### [The task]
Write each entry again exactly as shown, but without the images it holds.

━━ Entries shown ━━

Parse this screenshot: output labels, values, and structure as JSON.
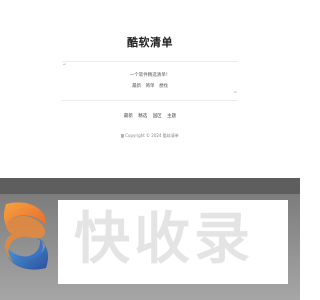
{
  "site": {
    "title": "酷软清单"
  },
  "quote": {
    "open_mark": "“",
    "close_mark": "”",
    "text": "一个软件精选清单！",
    "links": [
      "最新",
      "简单",
      "想找"
    ]
  },
  "nav": {
    "items": [
      "最新",
      "精选",
      "国区",
      "主题"
    ]
  },
  "footer": {
    "copyright": "Copyright © 2024 酷软清单"
  },
  "watermark": {
    "text": "快收录",
    "logo_icon": "s-swirl-logo-icon",
    "colors": {
      "logo_orange": "#f08a3a",
      "logo_blue": "#3d6fbf"
    }
  }
}
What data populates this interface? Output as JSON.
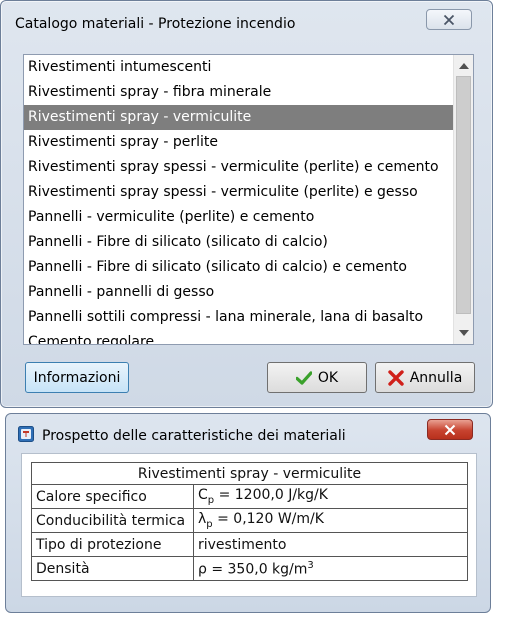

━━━

### [Task solution]
Parse this screenshot: output labels, values, and structure as JSON.
{
  "site": {
    "title": "酷软清单"
  },
  "quote": {
    "open_mark": "“",
    "close_mark": "”",
    "text": "一个软件精选清单！",
    "links": [
      "最新",
      "简单",
      "想找"
    ]
  },
  "nav": {
    "items": [
      "最新",
      "精选",
      "国区",
      "主题"
    ]
  },
  "footer": {
    "copyright": "Copyright © 2024 酷软清单"
  },
  "watermark": {
    "text": "快收录",
    "logo_icon": "s-swirl-logo-icon",
    "colors": {
      "logo_orange": "#f08a3a",
      "logo_blue": "#3d6fbf"
    }
  }
}
What data populates this interface? Output as JSON.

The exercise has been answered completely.